═══ AVAILABLE DATA ═══

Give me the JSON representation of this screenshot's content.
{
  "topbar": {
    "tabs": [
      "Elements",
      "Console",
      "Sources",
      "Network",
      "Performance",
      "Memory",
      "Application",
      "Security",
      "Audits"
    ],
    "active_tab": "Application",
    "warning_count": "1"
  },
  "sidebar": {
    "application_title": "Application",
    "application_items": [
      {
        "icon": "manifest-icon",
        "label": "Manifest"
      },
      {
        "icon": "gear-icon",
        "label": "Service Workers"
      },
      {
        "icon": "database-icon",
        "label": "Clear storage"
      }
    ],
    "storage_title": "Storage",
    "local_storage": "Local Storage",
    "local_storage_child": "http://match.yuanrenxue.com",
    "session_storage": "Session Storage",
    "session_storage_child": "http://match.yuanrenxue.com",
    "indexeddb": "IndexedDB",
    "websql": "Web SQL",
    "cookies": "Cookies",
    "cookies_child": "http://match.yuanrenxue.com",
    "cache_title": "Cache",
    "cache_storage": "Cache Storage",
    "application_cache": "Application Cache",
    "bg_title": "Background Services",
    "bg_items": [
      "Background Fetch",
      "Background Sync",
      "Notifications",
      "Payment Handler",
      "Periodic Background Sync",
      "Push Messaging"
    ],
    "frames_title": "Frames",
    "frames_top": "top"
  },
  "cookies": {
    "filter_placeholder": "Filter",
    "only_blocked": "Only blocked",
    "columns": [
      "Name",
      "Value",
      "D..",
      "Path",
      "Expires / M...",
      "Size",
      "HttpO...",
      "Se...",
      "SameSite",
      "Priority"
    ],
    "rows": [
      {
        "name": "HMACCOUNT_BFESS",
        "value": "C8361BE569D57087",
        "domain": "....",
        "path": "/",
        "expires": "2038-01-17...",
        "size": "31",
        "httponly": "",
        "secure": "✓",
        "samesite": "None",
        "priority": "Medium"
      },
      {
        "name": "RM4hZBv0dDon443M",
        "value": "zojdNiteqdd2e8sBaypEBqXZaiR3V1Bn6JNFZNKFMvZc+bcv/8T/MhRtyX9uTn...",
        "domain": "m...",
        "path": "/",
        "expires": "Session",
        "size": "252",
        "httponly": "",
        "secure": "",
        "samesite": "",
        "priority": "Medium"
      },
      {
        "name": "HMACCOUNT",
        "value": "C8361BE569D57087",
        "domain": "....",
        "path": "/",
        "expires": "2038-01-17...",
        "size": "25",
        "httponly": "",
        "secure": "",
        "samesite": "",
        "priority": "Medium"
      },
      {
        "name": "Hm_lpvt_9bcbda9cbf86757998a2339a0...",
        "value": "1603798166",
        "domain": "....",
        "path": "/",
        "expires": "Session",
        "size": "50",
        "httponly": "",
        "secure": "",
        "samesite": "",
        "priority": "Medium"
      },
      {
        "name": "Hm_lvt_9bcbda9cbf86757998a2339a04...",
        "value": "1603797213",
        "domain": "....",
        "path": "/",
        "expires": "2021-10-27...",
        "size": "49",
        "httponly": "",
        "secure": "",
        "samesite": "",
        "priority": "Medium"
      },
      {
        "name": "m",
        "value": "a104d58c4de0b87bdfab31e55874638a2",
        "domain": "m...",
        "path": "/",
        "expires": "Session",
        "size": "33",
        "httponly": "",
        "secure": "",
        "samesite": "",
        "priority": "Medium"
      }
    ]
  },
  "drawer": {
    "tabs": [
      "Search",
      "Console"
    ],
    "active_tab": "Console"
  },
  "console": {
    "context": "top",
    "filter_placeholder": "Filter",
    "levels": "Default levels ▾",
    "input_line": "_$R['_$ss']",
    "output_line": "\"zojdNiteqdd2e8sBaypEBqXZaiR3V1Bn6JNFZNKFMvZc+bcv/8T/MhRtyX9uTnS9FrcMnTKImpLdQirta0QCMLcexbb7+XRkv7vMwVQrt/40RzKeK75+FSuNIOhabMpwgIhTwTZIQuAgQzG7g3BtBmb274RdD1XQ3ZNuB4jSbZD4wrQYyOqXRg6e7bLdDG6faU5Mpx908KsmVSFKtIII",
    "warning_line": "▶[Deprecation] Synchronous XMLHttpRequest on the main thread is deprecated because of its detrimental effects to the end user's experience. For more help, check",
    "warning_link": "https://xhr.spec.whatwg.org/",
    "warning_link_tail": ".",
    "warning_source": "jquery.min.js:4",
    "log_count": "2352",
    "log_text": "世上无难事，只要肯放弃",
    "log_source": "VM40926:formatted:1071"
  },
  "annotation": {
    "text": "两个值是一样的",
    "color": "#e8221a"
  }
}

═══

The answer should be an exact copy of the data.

[EXERCISE SOLUTION]
Give me the JSON representation of this screenshot's content.
{
  "topbar": {
    "tabs": [
      "Elements",
      "Console",
      "Sources",
      "Network",
      "Performance",
      "Memory",
      "Application",
      "Security",
      "Audits"
    ],
    "active_tab": "Application",
    "warning_count": "1"
  },
  "sidebar": {
    "application_title": "Application",
    "application_items": [
      {
        "icon": "manifest-icon",
        "label": "Manifest"
      },
      {
        "icon": "gear-icon",
        "label": "Service Workers"
      },
      {
        "icon": "database-icon",
        "label": "Clear storage"
      }
    ],
    "storage_title": "Storage",
    "local_storage": "Local Storage",
    "local_storage_child": "http://match.yuanrenxue.com",
    "session_storage": "Session Storage",
    "session_storage_child": "http://match.yuanrenxue.com",
    "indexeddb": "IndexedDB",
    "websql": "Web SQL",
    "cookies": "Cookies",
    "cookies_child": "http://match.yuanrenxue.com",
    "cache_title": "Cache",
    "cache_storage": "Cache Storage",
    "application_cache": "Application Cache",
    "bg_title": "Background Services",
    "bg_items": [
      "Background Fetch",
      "Background Sync",
      "Notifications",
      "Payment Handler",
      "Periodic Background Sync",
      "Push Messaging"
    ],
    "frames_title": "Frames",
    "frames_top": "top"
  },
  "cookies": {
    "filter_placeholder": "Filter",
    "only_blocked": "Only blocked",
    "columns": [
      "Name",
      "Value",
      "D..",
      "Path",
      "Expires / M...",
      "Size",
      "HttpO...",
      "Se...",
      "SameSite",
      "Priority"
    ],
    "rows": [
      {
        "name": "HMACCOUNT_BFESS",
        "value": "C8361BE569D57087",
        "domain": "....",
        "path": "/",
        "expires": "2038-01-17...",
        "size": "31",
        "httponly": "",
        "secure": "✓",
        "samesite": "None",
        "priority": "Medium"
      },
      {
        "name": "RM4hZBv0dDon443M",
        "value": "zojdNiteqdd2e8sBaypEBqXZaiR3V1Bn6JNFZNKFMvZc+bcv/8T/MhRtyX9uTn...",
        "domain": "m...",
        "path": "/",
        "expires": "Session",
        "size": "252",
        "httponly": "",
        "secure": "",
        "samesite": "",
        "priority": "Medium"
      },
      {
        "name": "HMACCOUNT",
        "value": "C8361BE569D57087",
        "domain": "....",
        "path": "/",
        "expires": "2038-01-17...",
        "size": "25",
        "httponly": "",
        "secure": "",
        "samesite": "",
        "priority": "Medium"
      },
      {
        "name": "Hm_lpvt_9bcbda9cbf86757998a2339a0...",
        "value": "1603798166",
        "domain": "....",
        "path": "/",
        "expires": "Session",
        "size": "50",
        "httponly": "",
        "secure": "",
        "samesite": "",
        "priority": "Medium"
      },
      {
        "name": "Hm_lvt_9bcbda9cbf86757998a2339a04...",
        "value": "1603797213",
        "domain": "....",
        "path": "/",
        "expires": "2021-10-27...",
        "size": "49",
        "httponly": "",
        "secure": "",
        "samesite": "",
        "priority": "Medium"
      },
      {
        "name": "m",
        "value": "a104d58c4de0b87bdfab31e55874638a2",
        "domain": "m...",
        "path": "/",
        "expires": "Session",
        "size": "33",
        "httponly": "",
        "secure": "",
        "samesite": "",
        "priority": "Medium"
      }
    ]
  },
  "drawer": {
    "tabs": [
      "Search",
      "Console"
    ],
    "active_tab": "Console"
  },
  "console": {
    "context": "top",
    "filter_placeholder": "Filter",
    "levels": "Default levels ▾",
    "input_line": "_$R['_$ss']",
    "output_line": "\"zojdNiteqdd2e8sBaypEBqXZaiR3V1Bn6JNFZNKFMvZc+bcv/8T/MhRtyX9uTnS9FrcMnTKImpLdQirta0QCMLcexbb7+XRkv7vMwVQrt/40RzKeK75+FSuNIOhabMpwgIhTwTZIQuAgQzG7g3BtBmb274RdD1XQ3ZNuB4jSbZD4wrQYyOqXRg6e7bLdDG6faU5Mpx908KsmVSFKtIII",
    "warning_line": "▶[Deprecation] Synchronous XMLHttpRequest on the main thread is deprecated because of its detrimental effects to the end user's experience. For more help, check",
    "warning_link": "https://xhr.spec.whatwg.org/",
    "warning_link_tail": ".",
    "warning_source": "jquery.min.js:4",
    "log_count": "2352",
    "log_text": "世上无难事，只要肯放弃",
    "log_source": "VM40926:formatted:1071"
  },
  "annotation": {
    "text": "两个值是一样的",
    "color": "#e8221a"
  }
}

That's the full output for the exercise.